Ports, shipping and other stakeholders, supported by government policies, need to work together to address CO2 emissions and GHG
If the maritime sector is going to be successful in decarbonising, the effort is going to have to involve close collaboration among all stakeholders, US and European port authority executives said.
Collaboration was a reoccurring theme at Riviera Maritime Media’s webinar, The role of ports in decarbonising the maritime industry, part of Maritime Air Pollution (MAP) webinar week in May.
Attendees heard from Antwerp Port Authority technical manager environment Katrien Van Itterbeeck, Jacksonville Port Authority (Jaxport) director for forest products and specialty cargoes Ricardo Schiappacasse, DNV GL Energy and Maritime director for blue economy – North America Jennifer States and Port of Helsinki head of sustainable development Andreas Slotte.
Panellists discussed their efforts to reduce CO2, nitrous oxide (NOx) and sulfur dioxide (SOx) emissions at ports to support the Paris Agreement and international, national and regional climate change initiatives.
As a multi-modal port, the Port of Antwerp identified vessels as accounting for about 70% of its NOx emissions, according to Ms Itterbeeck.
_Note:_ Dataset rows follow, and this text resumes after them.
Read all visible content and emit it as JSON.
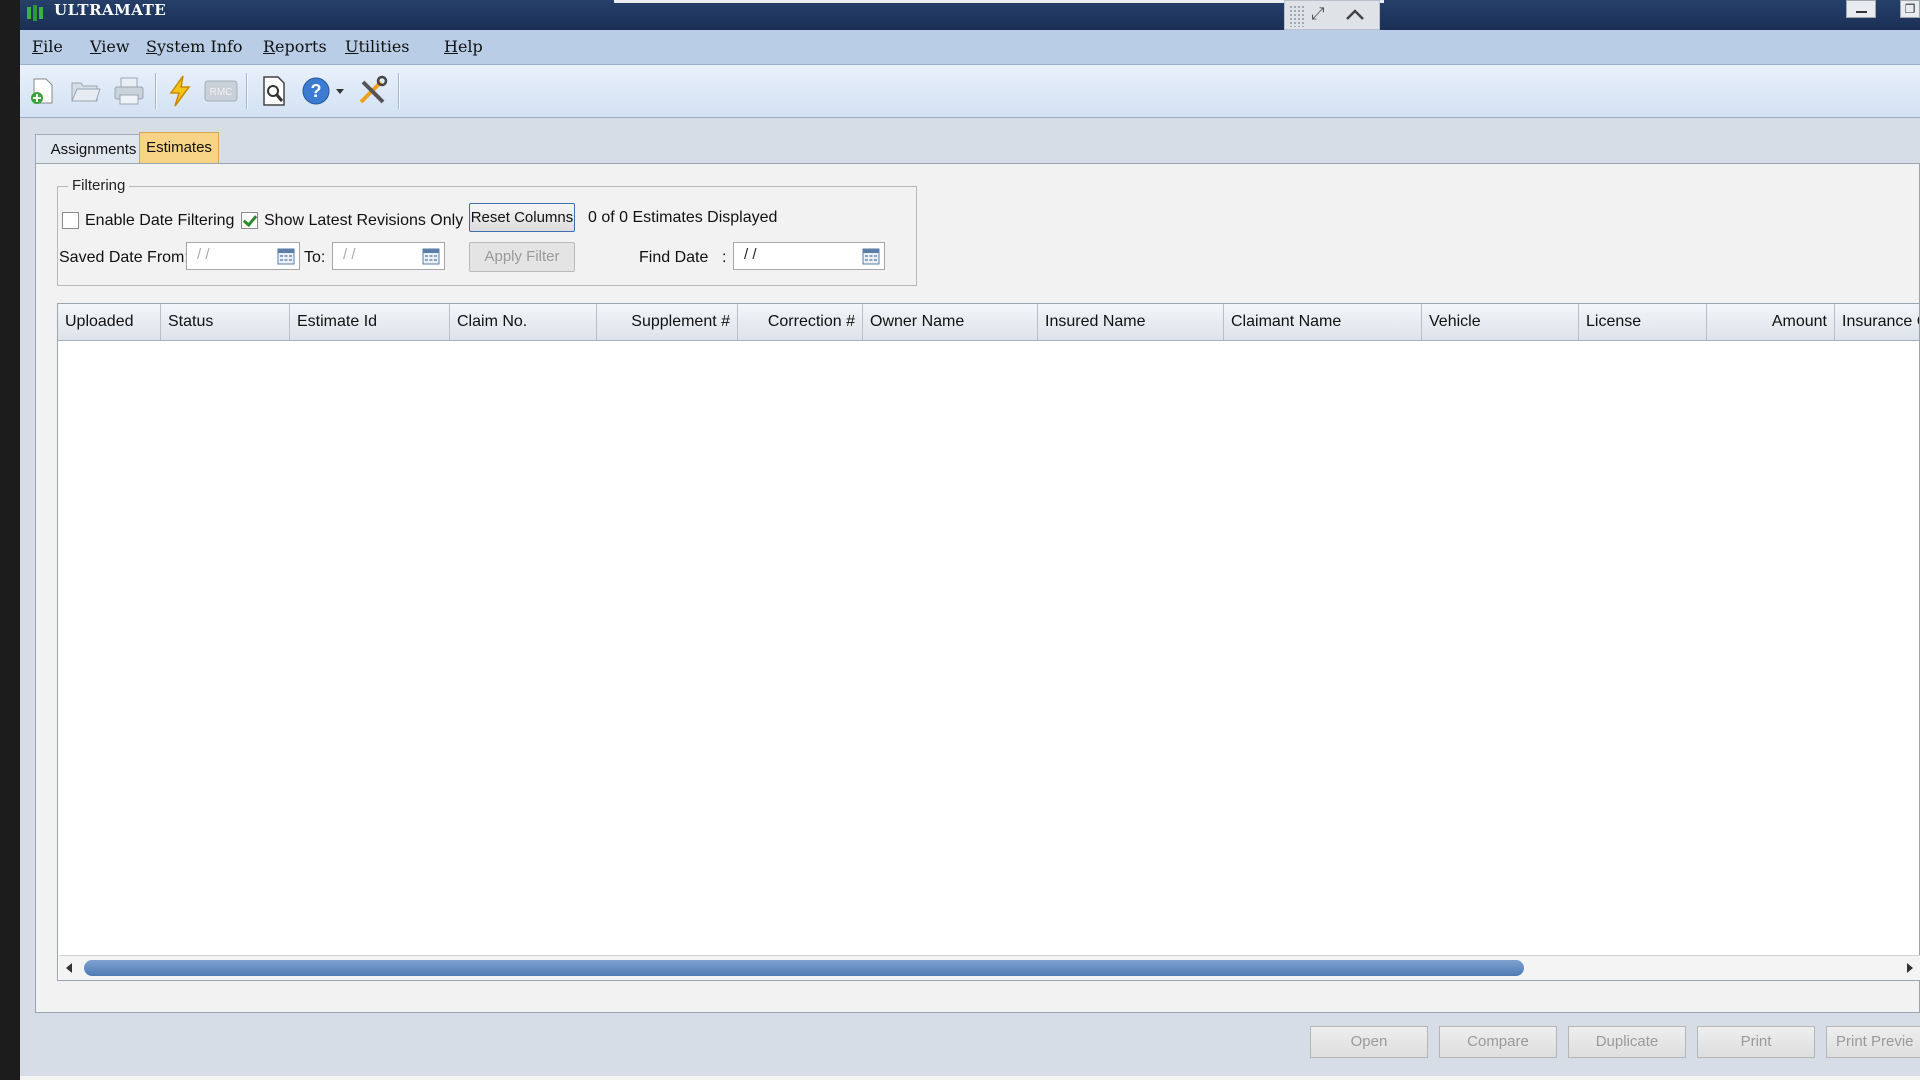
{
  "app": {
    "title": "ULTRAMATE"
  },
  "menu": [
    {
      "u": "F",
      "rest": "ile"
    },
    {
      "u": "V",
      "rest": "iew"
    },
    {
      "u": "S",
      "rest": "ystem Info"
    },
    {
      "u": "R",
      "rest": "eports"
    },
    {
      "u": "U",
      "rest": "tilities"
    },
    {
      "u": "H",
      "rest": "elp"
    }
  ],
  "toolbar": {
    "rmc_label": "RMC"
  },
  "tabs": {
    "assignments": "Assignments",
    "estimates": "Estimates",
    "active": "Estimates"
  },
  "filtering": {
    "legend": "Filtering",
    "enable_date_filtering": {
      "label": "Enable Date Filtering",
      "checked": false
    },
    "show_latest_revisions": {
      "label": "Show Latest Revisions Only",
      "checked": true
    },
    "reset_columns": "Reset Columns",
    "count_text": "0 of 0 Estimates Displayed",
    "saved_date_from_label": "Saved Date From:",
    "saved_date_from_value": "/ /",
    "to_label": "To:",
    "to_value": "/ /",
    "apply_filter": "Apply Filter",
    "find_date_label": "Find Date",
    "find_date_colon": ":",
    "find_date_value": "/ /"
  },
  "grid": {
    "columns": [
      "Uploaded",
      "Status",
      "Estimate Id",
      "Claim No.",
      "Supplement #",
      "Correction #",
      "Owner Name",
      "Insured Name",
      "Claimant Name",
      "Vehicle",
      "License",
      "Amount",
      "Insurance C"
    ],
    "rows": []
  },
  "buttons": {
    "open": "Open",
    "compare": "Compare",
    "duplicate": "Duplicate",
    "print": "Print",
    "print_preview": "Print Previe"
  }
}
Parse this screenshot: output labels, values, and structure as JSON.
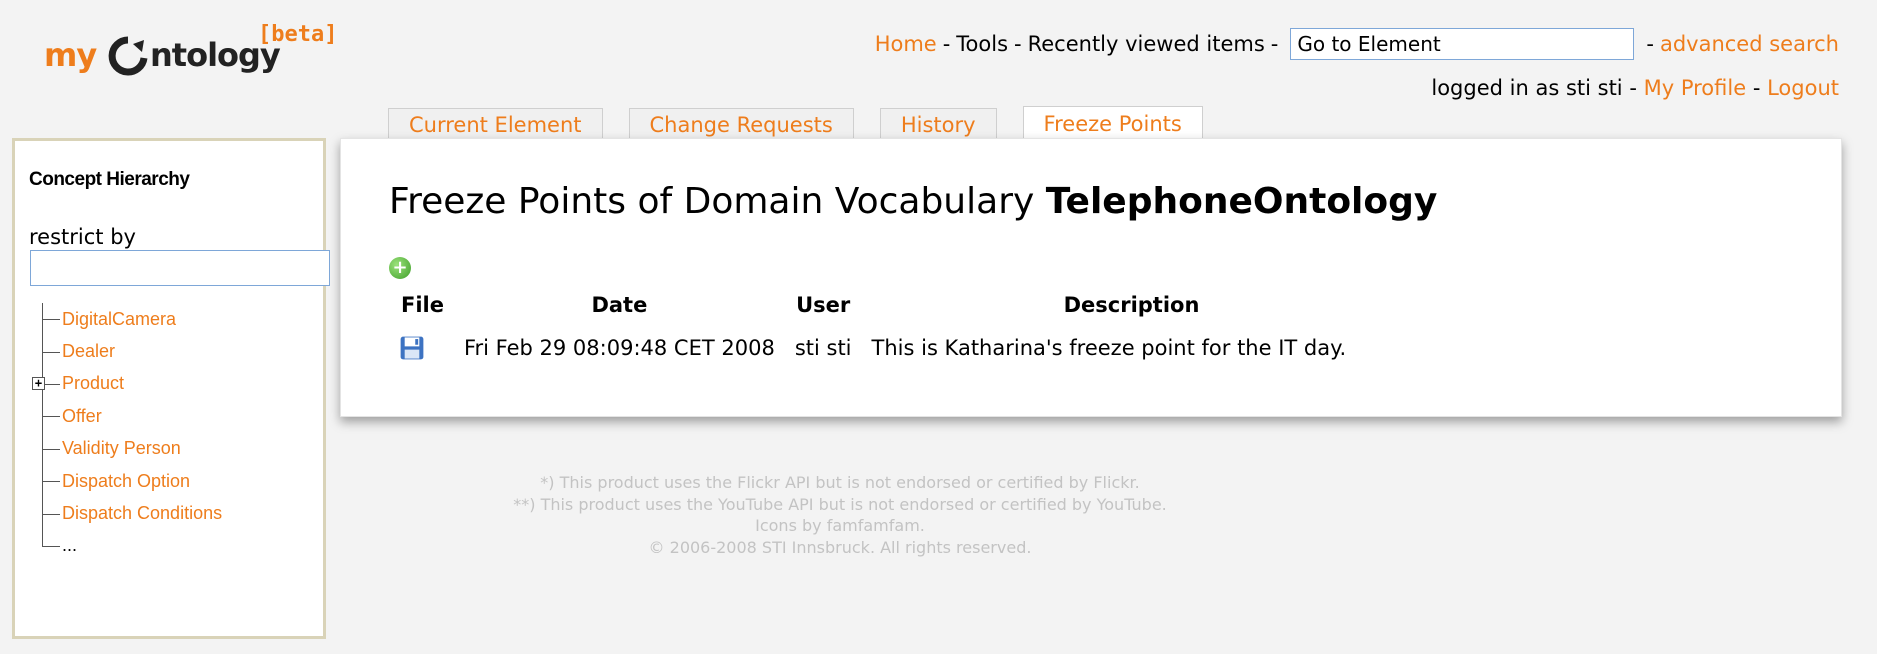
{
  "logo": {
    "part1": "my",
    "part2": "ntology",
    "badge": "[beta]"
  },
  "topnav": {
    "home": "Home",
    "tools": "Tools",
    "recent": "Recently viewed items",
    "goto_value": "Go to Element",
    "advanced_search": "advanced search",
    "sep": "-"
  },
  "user": {
    "logged_in_text": "logged in as sti sti",
    "my_profile": "My Profile",
    "logout": "Logout"
  },
  "tabs": [
    {
      "label": "Current Element"
    },
    {
      "label": "Change Requests"
    },
    {
      "label": "History"
    },
    {
      "label": "Freeze Points",
      "active": true
    }
  ],
  "main": {
    "title_prefix": "Freeze Points of Domain Vocabulary",
    "title_name": "TelephoneOntology",
    "table": {
      "headers": [
        "File",
        "Date",
        "User",
        "Description"
      ],
      "rows": [
        {
          "date": "Fri Feb 29 08:09:48 CET 2008",
          "user": "sti sti",
          "description": "This is Katharina's freeze point for the IT day."
        }
      ]
    }
  },
  "sidebar": {
    "title": "Concept Hierarchy",
    "restrict_label": "restrict by",
    "restrict_value": "",
    "tree": [
      {
        "label": "DigitalCamera"
      },
      {
        "label": "Dealer"
      },
      {
        "label": "Product",
        "expandable": true
      },
      {
        "label": "Offer"
      },
      {
        "label": "Validity Person"
      },
      {
        "label": "Dispatch Option"
      },
      {
        "label": "Dispatch Conditions"
      },
      {
        "label": "..."
      }
    ]
  },
  "footer": {
    "line1": "*) This product uses the Flickr API but is not endorsed or certified by Flickr.",
    "line2": "**) This product uses the YouTube API but is not endorsed or certified by YouTube.",
    "line3": "Icons by famfamfam.",
    "line4": "© 2006-2008 STI Innsbruck. All rights reserved."
  },
  "icons": {
    "add": "add-icon",
    "save": "disk-icon",
    "expand": "plus-box-icon"
  },
  "colors": {
    "accent": "#ee7d1c",
    "background": "#f3f3f3",
    "sidebar_border": "#d9d3b8",
    "input_border": "#7ea7d8",
    "footer_text": "#c3c3c3"
  }
}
“We have to get emissions down and the most feasible way to go about this is by installing and having vessels connect to a shore power system,” she said.
“At the intersection of land and sea, ports can play a pivotal role in decarbonisation”
Ms Itterbeeck said shore power will solve the “majority of our local nitrogen oxide problem” and “have huge health benefits.”
CO2 emissions, greenhouse gases and particulate matter from ships and port-related activities can pose risks to human health, causing higher instances of childhood asthma, bronchitis, cardiovascular and respiratory disease in port area populations.
LNG-based shore power
Overseeing the largest port in Florida, Mr Schiappacasse said the Jacksonville Port Authority’s approach to implementing shore power was tempered by practicality.
“One of the issues for the port is that our local electric company really doesn’t have the infrastructure to supply power to each one of the berths for shore power connections,” said Mr Schiappacasse. Instead, Mr Schiappacasse said, the port was developing a mobile, 20-ft container-based shore power solution that would incorporate an LNG-fuelled generator and ISO fuel tank.
“It is not an ideal situation, but for practicality’s sake, [it is] the best situation for us right now,” he added.
LNG is readily available in Jaxport through small-scale LNG facilities and bunkering stations that serve four LNG-fuelled vessels that operate between Jacksonville, Florida.
Ports need to be ‘green gateways’
Part of the DNV GL team supporting Washington Maritime Blue, Ms States said collaboration across industry, government, and research organisations was critical in order to implement maritime decarbonisation as part of a state-wide strategy for the blue economy.
“At the intersection of land and sea, ports can play a pivotal role in decarbonisation and the much-needed energy transition,” she said.
Critical to the transition of ports becoming ‘green gateways’, she said, is that all sector players join forces.
“We’ve worked on developing maritime decarbonisation strategies and implementation of joint industry projects in order to demonstrate new technologies,” said Ms States.
As an example, Ms States cited a demonstration project being undertaken by a consortium involving Maritime Blue, DNV GL, Tacoma Power, Pacific Northwest National Laboratory and OCO Chemical.
For the demonstration project, excess green electricity produced from hydropower by Tacoma Power will be used to produce hydrogen through electrolysis. The hydrogen will be converted to formic acid, which is much easier to store and transport.
“We can prove out formic acid as a liquid hydrogen carrier, potentially for use in a marine fuel application in the future,” she said. The formic acid is converted back to hydrogen and put into a 1 MW fuel cell that would be used at the Port of Tacoma for a mobile shore power solution, avoiding the need to build an expensive substation.
The consortium has applied for federal funding from the US Department of Energy to back its own financing efforts.
Committed to carbon neutrality by 2035
Fully owned by the city, the Port of Helsinki is one of the busiest passenger ports in Europe, said Mr Slotte, handling 12.2M passengers in 2019.
The city and port have committed to becoming carbon neutral by 2035.
To meet that commitment, the port is building a new shore power connection for Stockholm traffic at the Olympia Terminal berth. Onshore power supply will make it possible to reduce emissions generated while ships are berthed in port by as much as 80%. The total value of the investment for the port is about €1.8M (US$2M).
“We’re also committed to supporting our customers, our stakeholders, our partners, in making their own operations more sustainable and reducing their carbon footprint,” said Mr Slotte adding, “Our sustainability objectives are ambitious, but they are also realistic.”